[Stored entries]
──────────

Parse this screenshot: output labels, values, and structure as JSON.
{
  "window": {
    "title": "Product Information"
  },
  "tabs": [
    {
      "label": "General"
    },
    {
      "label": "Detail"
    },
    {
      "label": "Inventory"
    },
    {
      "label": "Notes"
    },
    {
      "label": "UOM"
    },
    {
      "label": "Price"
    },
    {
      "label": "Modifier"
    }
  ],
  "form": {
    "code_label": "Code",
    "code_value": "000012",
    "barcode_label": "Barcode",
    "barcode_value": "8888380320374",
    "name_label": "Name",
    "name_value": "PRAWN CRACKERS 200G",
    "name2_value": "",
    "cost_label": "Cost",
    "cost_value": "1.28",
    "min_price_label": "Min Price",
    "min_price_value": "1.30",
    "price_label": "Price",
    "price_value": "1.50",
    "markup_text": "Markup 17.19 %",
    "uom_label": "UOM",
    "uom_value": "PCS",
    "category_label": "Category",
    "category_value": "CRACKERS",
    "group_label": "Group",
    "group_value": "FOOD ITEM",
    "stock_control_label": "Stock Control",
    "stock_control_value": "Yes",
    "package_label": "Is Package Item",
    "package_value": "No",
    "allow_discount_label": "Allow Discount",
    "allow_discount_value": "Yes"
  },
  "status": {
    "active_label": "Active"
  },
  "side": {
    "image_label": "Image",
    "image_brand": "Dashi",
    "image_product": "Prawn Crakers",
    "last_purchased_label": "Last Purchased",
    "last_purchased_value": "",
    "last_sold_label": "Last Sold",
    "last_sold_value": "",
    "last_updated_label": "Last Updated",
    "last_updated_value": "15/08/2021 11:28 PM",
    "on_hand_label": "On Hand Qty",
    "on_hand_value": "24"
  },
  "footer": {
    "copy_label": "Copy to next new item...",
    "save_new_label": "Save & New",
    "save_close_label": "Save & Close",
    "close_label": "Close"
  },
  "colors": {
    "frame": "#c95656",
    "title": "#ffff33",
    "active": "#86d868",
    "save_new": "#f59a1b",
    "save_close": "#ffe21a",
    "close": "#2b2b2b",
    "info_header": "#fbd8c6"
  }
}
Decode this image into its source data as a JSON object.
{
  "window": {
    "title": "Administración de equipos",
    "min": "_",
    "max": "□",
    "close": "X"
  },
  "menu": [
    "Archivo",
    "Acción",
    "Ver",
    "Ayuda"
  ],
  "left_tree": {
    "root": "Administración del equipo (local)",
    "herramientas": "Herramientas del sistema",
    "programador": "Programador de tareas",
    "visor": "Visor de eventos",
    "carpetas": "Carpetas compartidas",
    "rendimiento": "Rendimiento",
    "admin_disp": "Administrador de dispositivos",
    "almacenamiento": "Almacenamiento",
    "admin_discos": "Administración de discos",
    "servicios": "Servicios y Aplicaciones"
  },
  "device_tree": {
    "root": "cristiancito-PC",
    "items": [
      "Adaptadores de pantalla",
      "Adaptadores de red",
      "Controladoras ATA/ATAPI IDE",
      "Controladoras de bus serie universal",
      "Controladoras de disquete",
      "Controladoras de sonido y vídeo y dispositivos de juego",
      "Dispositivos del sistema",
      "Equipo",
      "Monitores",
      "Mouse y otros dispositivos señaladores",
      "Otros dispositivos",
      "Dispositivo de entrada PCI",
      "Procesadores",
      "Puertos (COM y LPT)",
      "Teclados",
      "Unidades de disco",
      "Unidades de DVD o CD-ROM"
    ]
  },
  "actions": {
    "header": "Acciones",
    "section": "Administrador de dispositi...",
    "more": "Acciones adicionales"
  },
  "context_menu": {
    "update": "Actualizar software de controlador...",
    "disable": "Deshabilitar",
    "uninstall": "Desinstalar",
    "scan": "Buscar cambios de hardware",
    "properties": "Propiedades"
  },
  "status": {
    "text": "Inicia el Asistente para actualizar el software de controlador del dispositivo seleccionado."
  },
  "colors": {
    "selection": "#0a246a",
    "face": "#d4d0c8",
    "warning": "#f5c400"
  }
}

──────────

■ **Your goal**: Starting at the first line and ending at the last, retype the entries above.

■ **Response below**:
Parse this screenshot: output labels, values, and structure as JSON.
{
  "window": {
    "title": "Product Information"
  },
  "tabs": [
    {
      "label": "General"
    },
    {
      "label": "Detail"
    },
    {
      "label": "Inventory"
    },
    {
      "label": "Notes"
    },
    {
      "label": "UOM"
    },
    {
      "label": "Price"
    },
    {
      "label": "Modifier"
    }
  ],
  "form": {
    "code_label": "Code",
    "code_value": "000012",
    "barcode_label": "Barcode",
    "barcode_value": "8888380320374",
    "name_label": "Name",
    "name_value": "PRAWN CRACKERS 200G",
    "name2_value": "",
    "cost_label": "Cost",
    "cost_value": "1.28",
    "min_price_label": "Min Price",
    "min_price_value": "1.30",
    "price_label": "Price",
    "price_value": "1.50",
    "markup_text": "Markup 17.19 %",
    "uom_label": "UOM",
    "uom_value": "PCS",
    "category_label": "Category",
    "category_value": "CRACKERS",
    "group_label": "Group",
    "group_value": "FOOD ITEM",
    "stock_control_label": "Stock Control",
    "stock_control_value": "Yes",
    "package_label": "Is Package Item",
    "package_value": "No",
    "allow_discount_label": "Allow Discount",
    "allow_discount_value": "Yes"
  },
  "status": {
    "active_label": "Active"
  },
  "side": {
    "image_label": "Image",
    "image_brand": "Dashi",
    "image_product": "Prawn Crakers",
    "last_purchased_label": "Last Purchased",
    "last_purchased_value": "",
    "last_sold_label": "Last Sold",
    "last_sold_value": "",
    "last_updated_label": "Last Updated",
    "last_updated_value": "15/08/2021 11:28 PM",
    "on_hand_label": "On Hand Qty",
    "on_hand_value": "24"
  },
  "footer": {
    "copy_label": "Copy to next new item...",
    "save_new_label": "Save & New",
    "save_close_label": "Save & Close",
    "close_label": "Close"
  },
  "colors": {
    "frame": "#c95656",
    "title": "#ffff33",
    "active": "#86d868",
    "save_new": "#f59a1b",
    "save_close": "#ffe21a",
    "close": "#2b2b2b",
    "info_header": "#fbd8c6"
  }
}
Decode this image into its source data as a JSON object.
{
  "window": {
    "title": "Administración de equipos",
    "min": "_",
    "max": "□",
    "close": "X"
  },
  "menu": [
    "Archivo",
    "Acción",
    "Ver",
    "Ayuda"
  ],
  "left_tree": {
    "root": "Administración del equipo (local)",
    "herramientas": "Herramientas del sistema",
    "programador": "Programador de tareas",
    "visor": "Visor de eventos",
    "carpetas": "Carpetas compartidas",
    "rendimiento": "Rendimiento",
    "admin_disp": "Administrador de dispositivos",
    "almacenamiento": "Almacenamiento",
    "admin_discos": "Administración de discos",
    "servicios": "Servicios y Aplicaciones"
  },
  "device_tree": {
    "root": "cristiancito-PC",
    "items": [
      "Adaptadores de pantalla",
      "Adaptadores de red",
      "Controladoras ATA/ATAPI IDE",
      "Controladoras de bus serie universal",
      "Controladoras de disquete",
      "Controladoras de sonido y vídeo y dispositivos de juego",
      "Dispositivos del sistema",
      "Equipo",
      "Monitores",
      "Mouse y otros dispositivos señaladores",
      "Otros dispositivos",
      "Dispositivo de entrada PCI",
      "Procesadores",
      "Puertos (COM y LPT)",
      "Teclados",
      "Unidades de disco",
      "Unidades de DVD o CD-ROM"
    ]
  },
  "actions": {
    "header": "Acciones",
    "section": "Administrador de dispositi...",
    "more": "Acciones adicionales"
  },
  "context_menu": {
    "update": "Actualizar software de controlador...",
    "disable": "Deshabilitar",
    "uninstall": "Desinstalar",
    "scan": "Buscar cambios de hardware",
    "properties": "Propiedades"
  },
  "status": {
    "text": "Inicia el Asistente para actualizar el software de controlador del dispositivo seleccionado."
  },
  "colors": {
    "selection": "#0a246a",
    "face": "#d4d0c8",
    "warning": "#f5c400"
  }
}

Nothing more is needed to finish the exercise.